Environmental Protection Agency Administrator Christine Todd Whitman said the action would offer power plants more flexibility to improve and modernize their operations in ways that will reduce energy use and air pollution and provide incentives to install state-of-the-art pollution controls.
But environmental pressure groups and Democrats attacked the changes as a "gift to polluters."
The new rules define the term "routine maintenance, repair and replacement" for power plants under the New Source Review Program.
That program holds that a source, such as a power station, should have modern pollution control equipment installed when it is built or when it is modernized or has its capacity increased. Critics claimed that the regulations discouraged the modernization -- and even proper maintenance -- of power plants by forcing owners to install costly anti-pollution equipment whenever they were upgraded.
"These improvements will also remove perverse and unintended regulatory barriers to investments in energy efficiency and pollution control projects, while preserving the environmental benefits of the NSR program," Whitman said in a statement Friday.
The Council of Republicans for Environmental Advocacy praised the EPA for tackling what they said was a tough issue.
"For more than a decade, the EPA and stakeholders have worked to address this difficult issue. Today's announcement is a positive step forward for increasing energy efficiency and improving air quality," said CREA President Italia Federici.
But the action drew quick criticism from Democrats on Capitol Hill and environmental and health care groups that have long opposed Bush's efforts to loosen Clean Air rules.
Sen. Tom Daschle, D-S.D., called the administration's timing of the new rules politically motivated and vowed that the changes wouldn't go unchallenged in the next Congress.
"It's no accident that the EPA is announcing these changes after the election. The administration knows that, had voters been given a chance, they would have rejected these damaging changes," Daschle said.
He said the federal government should strengthen the Clean Air Act by seeking reasonable ways to reduce emissions of nitrogen oxides, sulfur dioxide, mercury and carbon dioxide.

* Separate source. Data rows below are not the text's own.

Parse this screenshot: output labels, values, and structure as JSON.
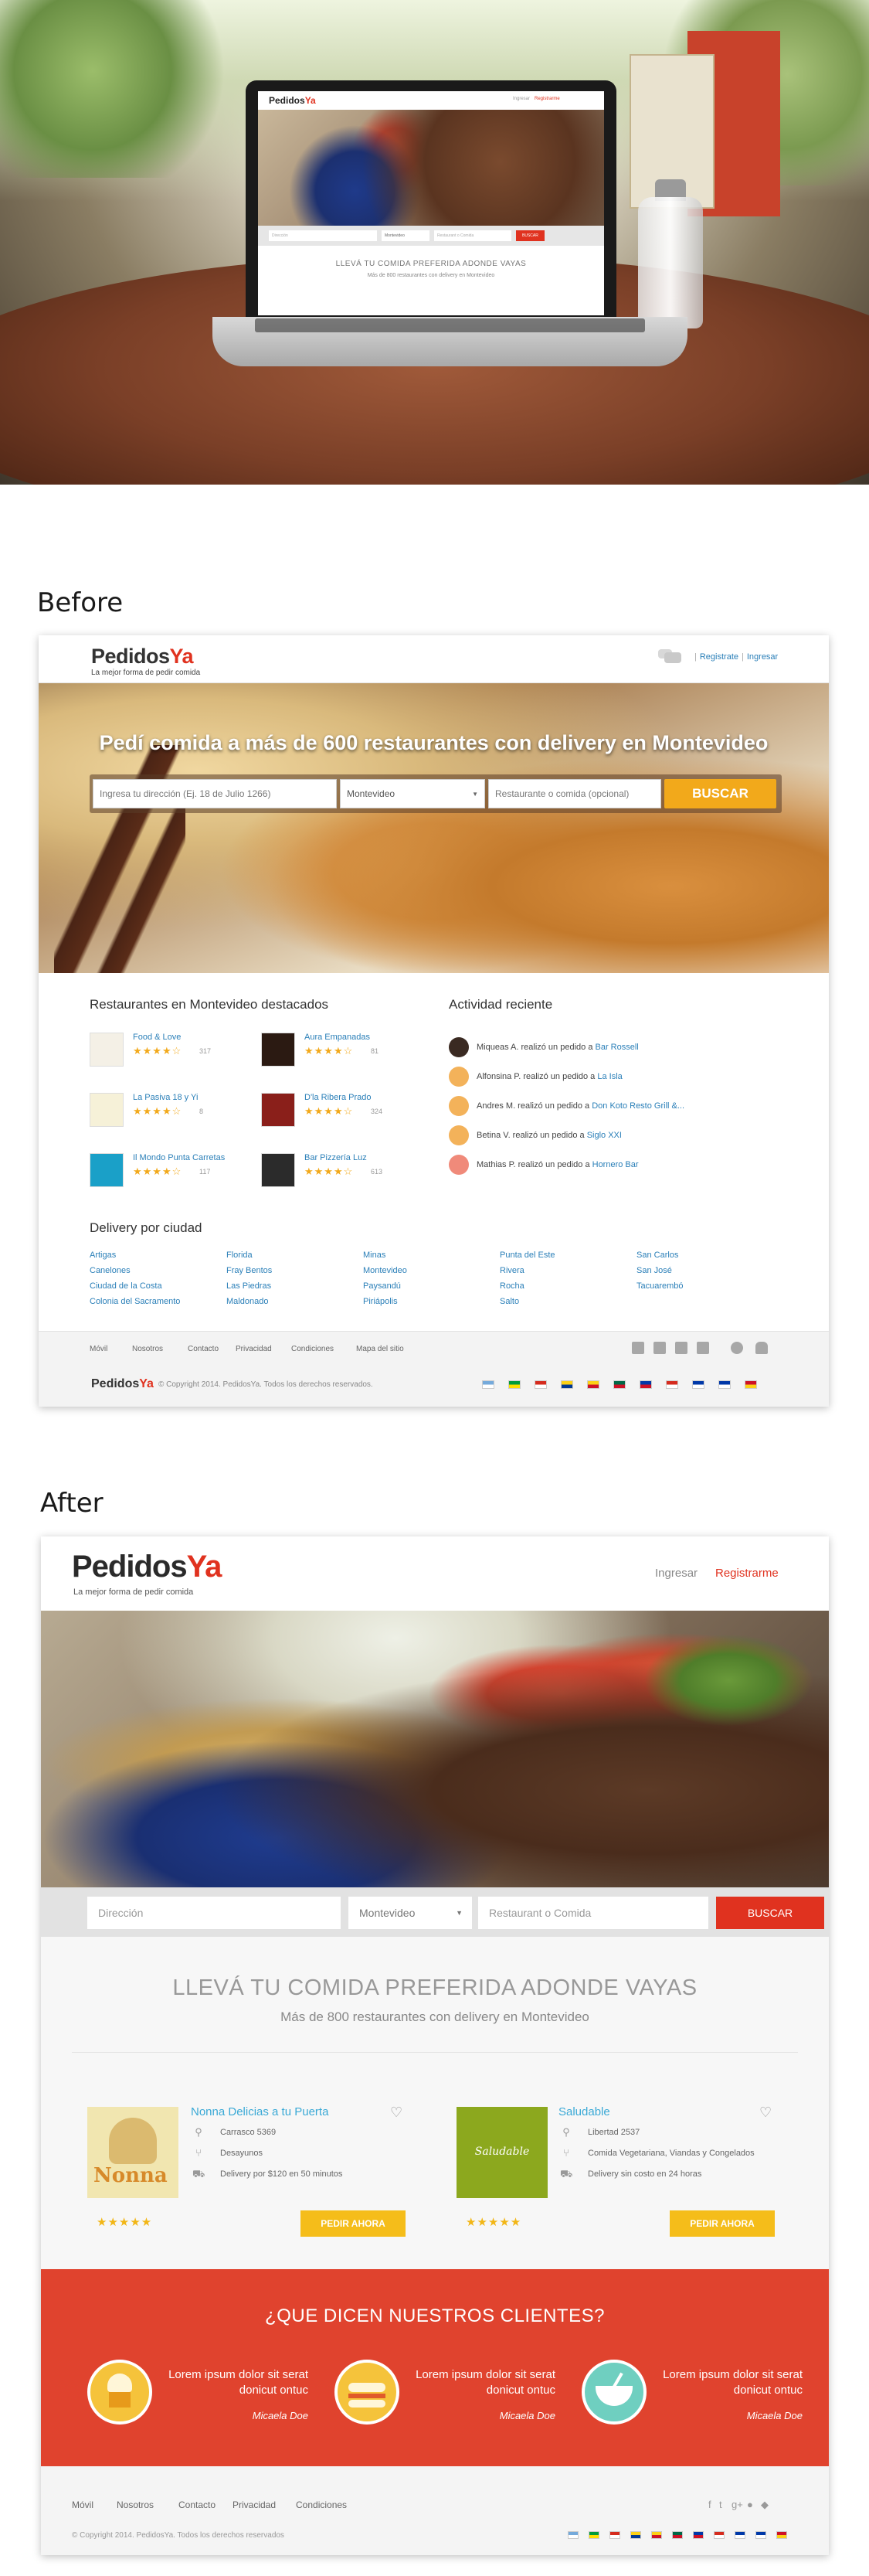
{
  "labels": {
    "before": "Before",
    "after": "After"
  },
  "mockup": {
    "logo_main": "Pedidos",
    "logo_accent": "Ya",
    "links": {
      "ingresar": "Ingresar",
      "registrarme": "Registrarme"
    },
    "search": {
      "direccion": "Dirección",
      "ciudad": "Montevideo",
      "restaurant": "Restaurant o Comida",
      "button": "BUSCAR"
    },
    "title": "LLEVÁ TU COMIDA PREFERIDA ADONDE VAYAS",
    "subtitle": "Más de 800 restaurantes con delivery en Montevideo"
  },
  "before": {
    "logo_main": "Pedidos",
    "logo_accent": "Ya",
    "tagline": "La mejor forma de pedir comida",
    "auth": {
      "register": "Registrate",
      "login": "Ingresar"
    },
    "hero_title": "Pedí comida a más de 600 restaurantes con delivery en Montevideo",
    "search": {
      "address_placeholder": "Ingresa tu dirección (Ej. 18 de Julio 1266)",
      "city": "Montevideo",
      "food_placeholder": "Restaurante o comida (opcional)",
      "button": "BUSCAR"
    },
    "featured_title": "Restaurantes en Montevideo destacados",
    "restaurants": [
      {
        "name": "Food & Love",
        "stars": "★★★★☆",
        "count": "317",
        "color": "#f4f0e6"
      },
      {
        "name": "Aura Empanadas",
        "stars": "★★★★☆",
        "count": "81",
        "color": "#2b1a12"
      },
      {
        "name": "La Pasiva 18 y Yi",
        "stars": "★★★★☆",
        "count": "8",
        "color": "#f6f1d8"
      },
      {
        "name": "D'la Ribera Prado",
        "stars": "★★★★☆",
        "count": "324",
        "color": "#8a1f1a"
      },
      {
        "name": "Il Mondo Punta Carretas",
        "stars": "★★★★☆",
        "count": "117",
        "color": "#1aa0c8"
      },
      {
        "name": "Bar Pizzería Luz",
        "stars": "★★★★☆",
        "count": "613",
        "color": "#2b2b2b"
      }
    ],
    "activity_title": "Actividad reciente",
    "activity": [
      {
        "text": "Miqueas A. realizó un pedido a ",
        "place": "Bar Rossell",
        "color": "#3a2a22"
      },
      {
        "text": "Alfonsina P. realizó un pedido a ",
        "place": "La Isla",
        "color": "#f3b25a"
      },
      {
        "text": "Andres M. realizó un pedido a ",
        "place": "Don Koto Resto Grill &...",
        "color": "#f3b25a"
      },
      {
        "text": "Betina V. realizó un pedido a ",
        "place": "Siglo XXI",
        "color": "#f3b25a"
      },
      {
        "text": "Mathias P. realizó un pedido a ",
        "place": "Hornero Bar",
        "color": "#f08a7a"
      }
    ],
    "delivery_title": "Delivery por ciudad",
    "cities": [
      [
        "Artigas",
        "Canelones",
        "Ciudad de la Costa",
        "Colonia del Sacramento"
      ],
      [
        "Florida",
        "Fray Bentos",
        "Las Piedras",
        "Maldonado"
      ],
      [
        "Minas",
        "Montevideo",
        "Paysandú",
        "Piriápolis"
      ],
      [
        "Punta del Este",
        "Rivera",
        "Rocha",
        "Salto"
      ],
      [
        "San Carlos",
        "San José",
        "Tacuarembó"
      ]
    ],
    "footer_links": [
      "Móvil",
      "Nosotros",
      "Contacto",
      "Privacidad",
      "Condiciones",
      "Mapa del sitio"
    ],
    "copyright": "© Copyright 2014. PedidosYa. Todos los derechos reservados."
  },
  "after": {
    "logo_main": "Pedidos",
    "logo_accent": "Ya",
    "tagline": "La mejor forma de pedir comida",
    "ingresar": "Ingresar",
    "registrarme": "Registrarme",
    "search": {
      "direccion": "Dirección",
      "ciudad": "Montevideo",
      "restaurant": "Restaurant o Comida",
      "button": "BUSCAR"
    },
    "title": "LLEVÁ TU COMIDA PREFERIDA ADONDE VAYAS",
    "subtitle": "Más de 800 restaurantes con delivery en Montevideo",
    "cards": [
      {
        "title": "Nonna Delicias a tu Puerta",
        "logo_text": "Nonna",
        "address": "Carrasco 5369",
        "category": "Desayunos",
        "delivery": "Delivery por $120 en 50 minutos",
        "stars": "★★★★★",
        "button": "PEDIR AHORA"
      },
      {
        "title": "Saludable",
        "logo_text": "Saludable",
        "address": "Libertad 2537",
        "category": "Comida Vegetariana, Viandas y Congelados",
        "delivery": "Delivery sin costo en 24 horas",
        "stars": "★★★★★",
        "button": "PEDIR AHORA"
      }
    ],
    "testimonials_title": "¿QUE DICEN NUESTROS CLIENTES?",
    "testimonials": [
      {
        "text": "Lorem ipsum dolor sit serat donicut ontuc",
        "author": "Micaela Doe",
        "circle": "#f5c33b"
      },
      {
        "text": "Lorem ipsum dolor sit serat donicut ontuc",
        "author": "Micaela Doe",
        "circle": "#f5c33b"
      },
      {
        "text": "Lorem ipsum dolor sit serat donicut ontuc",
        "author": "Micaela Doe",
        "circle": "#6fcfc0"
      }
    ],
    "footer_links": [
      "Móvil",
      "Nosotros",
      "Contacto",
      "Privacidad",
      "Condiciones"
    ],
    "copyright": "© Copyright 2014. PedidosYa. Todos los derechos reservados"
  },
  "colors": {
    "brand_red": "#e0321f",
    "brand_yellow": "#f2a91b",
    "link_blue": "#2a7fb8"
  }
}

Sen. John R. Edwards, D-N.C., called the EPA decision a "gift to polluters" that promised more smog, soot and more premature deaths. Edwards said the measures will delay, and perhaps defeat, efforts to make polluters follow the law and protect human health.
Mark Van Patten, president of the National Wildlife Federation, said the Bush administration's decision to weaken the Clean Air Act would result in more air pollution from power plants and refineries and jeopardize public health.
"By widening the loophole that has allowed old coal-fired power plants to avoid modern pollution controls for 30 years, this reckless action makes it more difficult to protect people and wildlife from the other major impacts of these power plants, including the buildup of toxic mercury contamination in the nation's waterways and the mounting toll of global warming," Van Patten said.
John L. Kirkwood, president of the American Lung Association said the decision comes on the heels of one of the worst smog seasons in recent years. "EPA's plan further tightens the air pollution noose around dozens of communities," Kirkwood said.
Sierra Club Executive Director Carl Pope said the Bush administration has told polluters that they can "go ahead and dump more junk in the air."
"President Bush should instead enforce the law and tell power plants to reduce their pollution so our communities are healthier places to raise families," Pope said.
The oil and gas industry had pushed hard for changes to the Clean Air Act provisions in the months while the regulation was under review. During the 2002 election cycle, the industry contributed some $14.6 million to Republicans, according to the Center for Responsive Politics, a group that tracks campaign contributions. The electric industry contributed at least $11 million to the GOP.